Your instructions> Search the records for lines that contain the word "JSON". Copy them all.

Extracted material>
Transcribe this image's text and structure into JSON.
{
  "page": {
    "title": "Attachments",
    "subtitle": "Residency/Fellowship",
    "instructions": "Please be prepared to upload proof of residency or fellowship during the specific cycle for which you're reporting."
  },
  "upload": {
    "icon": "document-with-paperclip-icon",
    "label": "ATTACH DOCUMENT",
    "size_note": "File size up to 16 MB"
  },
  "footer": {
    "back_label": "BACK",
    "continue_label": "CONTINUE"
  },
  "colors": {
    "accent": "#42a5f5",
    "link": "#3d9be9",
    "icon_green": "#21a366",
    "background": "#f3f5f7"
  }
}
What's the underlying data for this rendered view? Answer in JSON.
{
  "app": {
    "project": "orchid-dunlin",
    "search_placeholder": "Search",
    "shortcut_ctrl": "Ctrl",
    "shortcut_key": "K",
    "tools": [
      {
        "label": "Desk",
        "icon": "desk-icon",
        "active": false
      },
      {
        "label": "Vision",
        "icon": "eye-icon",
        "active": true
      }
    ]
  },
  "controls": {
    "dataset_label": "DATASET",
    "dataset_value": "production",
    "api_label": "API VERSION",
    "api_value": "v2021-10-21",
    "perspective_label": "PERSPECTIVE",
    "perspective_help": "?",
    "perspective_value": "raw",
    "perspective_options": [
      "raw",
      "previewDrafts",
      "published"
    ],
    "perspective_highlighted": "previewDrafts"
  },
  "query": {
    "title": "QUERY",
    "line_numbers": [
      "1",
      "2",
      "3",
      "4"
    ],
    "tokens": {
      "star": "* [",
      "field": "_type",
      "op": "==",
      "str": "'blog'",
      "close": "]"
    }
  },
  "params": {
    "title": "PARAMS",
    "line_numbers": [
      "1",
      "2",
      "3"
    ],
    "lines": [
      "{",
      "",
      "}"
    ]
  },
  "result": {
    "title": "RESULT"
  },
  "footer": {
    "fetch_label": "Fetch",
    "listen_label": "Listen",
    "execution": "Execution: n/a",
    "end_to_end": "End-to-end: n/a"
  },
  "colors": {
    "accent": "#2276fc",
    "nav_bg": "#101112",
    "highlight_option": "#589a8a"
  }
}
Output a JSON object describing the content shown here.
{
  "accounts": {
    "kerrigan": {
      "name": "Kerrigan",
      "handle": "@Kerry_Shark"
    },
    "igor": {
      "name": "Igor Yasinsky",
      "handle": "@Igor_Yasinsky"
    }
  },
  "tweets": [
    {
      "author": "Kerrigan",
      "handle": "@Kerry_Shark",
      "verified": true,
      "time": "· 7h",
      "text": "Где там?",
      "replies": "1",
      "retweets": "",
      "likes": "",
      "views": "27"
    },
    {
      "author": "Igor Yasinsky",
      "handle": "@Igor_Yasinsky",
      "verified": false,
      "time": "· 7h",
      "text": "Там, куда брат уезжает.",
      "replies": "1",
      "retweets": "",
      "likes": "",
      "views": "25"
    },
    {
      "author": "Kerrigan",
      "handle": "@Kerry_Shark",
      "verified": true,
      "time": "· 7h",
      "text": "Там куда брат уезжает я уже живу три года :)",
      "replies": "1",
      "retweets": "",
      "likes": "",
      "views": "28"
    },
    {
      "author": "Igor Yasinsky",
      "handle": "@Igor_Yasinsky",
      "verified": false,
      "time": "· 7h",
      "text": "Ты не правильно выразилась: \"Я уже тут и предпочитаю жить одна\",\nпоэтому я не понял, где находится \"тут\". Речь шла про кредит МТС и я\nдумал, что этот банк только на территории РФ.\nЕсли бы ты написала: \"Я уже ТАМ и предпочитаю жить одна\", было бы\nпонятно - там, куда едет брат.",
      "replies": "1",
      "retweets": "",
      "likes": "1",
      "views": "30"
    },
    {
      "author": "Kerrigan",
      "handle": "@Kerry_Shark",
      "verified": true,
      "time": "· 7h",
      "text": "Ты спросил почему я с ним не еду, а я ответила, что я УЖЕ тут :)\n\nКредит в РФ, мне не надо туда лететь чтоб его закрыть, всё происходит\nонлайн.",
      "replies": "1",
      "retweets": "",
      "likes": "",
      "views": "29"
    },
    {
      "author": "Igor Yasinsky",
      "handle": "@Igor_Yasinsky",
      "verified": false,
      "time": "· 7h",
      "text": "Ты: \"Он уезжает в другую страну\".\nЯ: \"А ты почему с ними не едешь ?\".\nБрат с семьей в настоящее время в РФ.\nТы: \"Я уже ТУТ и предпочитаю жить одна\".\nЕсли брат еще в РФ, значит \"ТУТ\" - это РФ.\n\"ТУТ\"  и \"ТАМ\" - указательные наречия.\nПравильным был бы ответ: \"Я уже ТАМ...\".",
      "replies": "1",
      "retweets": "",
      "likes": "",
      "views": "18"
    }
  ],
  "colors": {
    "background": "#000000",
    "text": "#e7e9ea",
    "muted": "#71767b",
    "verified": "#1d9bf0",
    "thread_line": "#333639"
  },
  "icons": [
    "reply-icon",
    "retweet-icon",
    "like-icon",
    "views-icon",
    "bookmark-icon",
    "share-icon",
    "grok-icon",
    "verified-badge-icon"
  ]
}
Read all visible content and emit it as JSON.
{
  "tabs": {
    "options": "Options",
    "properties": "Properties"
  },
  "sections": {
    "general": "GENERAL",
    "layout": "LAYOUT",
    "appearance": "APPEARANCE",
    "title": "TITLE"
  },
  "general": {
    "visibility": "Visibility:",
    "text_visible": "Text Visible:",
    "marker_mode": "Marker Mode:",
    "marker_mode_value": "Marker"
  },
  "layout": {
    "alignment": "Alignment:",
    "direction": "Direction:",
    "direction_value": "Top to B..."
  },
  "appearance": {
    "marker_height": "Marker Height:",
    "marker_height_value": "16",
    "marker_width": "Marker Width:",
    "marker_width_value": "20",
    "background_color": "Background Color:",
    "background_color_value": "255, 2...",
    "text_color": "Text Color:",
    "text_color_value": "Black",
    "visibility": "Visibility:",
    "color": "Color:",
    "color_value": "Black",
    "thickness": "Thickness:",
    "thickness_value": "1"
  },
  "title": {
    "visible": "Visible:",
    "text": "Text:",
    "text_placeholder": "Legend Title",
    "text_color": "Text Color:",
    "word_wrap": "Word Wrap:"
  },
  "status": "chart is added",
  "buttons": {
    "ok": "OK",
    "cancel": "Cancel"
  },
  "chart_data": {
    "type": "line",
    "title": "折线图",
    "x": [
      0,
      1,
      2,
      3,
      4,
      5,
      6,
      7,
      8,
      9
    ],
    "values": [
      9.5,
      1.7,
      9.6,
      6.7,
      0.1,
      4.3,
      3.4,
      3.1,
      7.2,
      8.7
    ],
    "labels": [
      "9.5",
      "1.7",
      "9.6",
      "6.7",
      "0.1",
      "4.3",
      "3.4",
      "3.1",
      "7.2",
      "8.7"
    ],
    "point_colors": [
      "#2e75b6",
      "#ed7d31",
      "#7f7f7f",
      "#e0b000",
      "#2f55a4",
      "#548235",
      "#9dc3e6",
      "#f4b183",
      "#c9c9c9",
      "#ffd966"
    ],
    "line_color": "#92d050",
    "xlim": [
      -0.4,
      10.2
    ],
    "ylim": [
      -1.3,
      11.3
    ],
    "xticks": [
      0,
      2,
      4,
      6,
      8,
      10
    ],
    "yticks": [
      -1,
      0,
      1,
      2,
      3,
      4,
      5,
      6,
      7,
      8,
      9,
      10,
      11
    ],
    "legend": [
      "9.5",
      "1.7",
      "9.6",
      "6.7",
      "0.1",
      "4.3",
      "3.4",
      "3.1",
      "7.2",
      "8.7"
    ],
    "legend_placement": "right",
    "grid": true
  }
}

Task answer>
Transcribe this image's text and structure into JSON.
What's the underlying data for this rendered view? Answer in JSON.
Output a JSON object describing the content shown here.
Read all visible content and emit it as JSON.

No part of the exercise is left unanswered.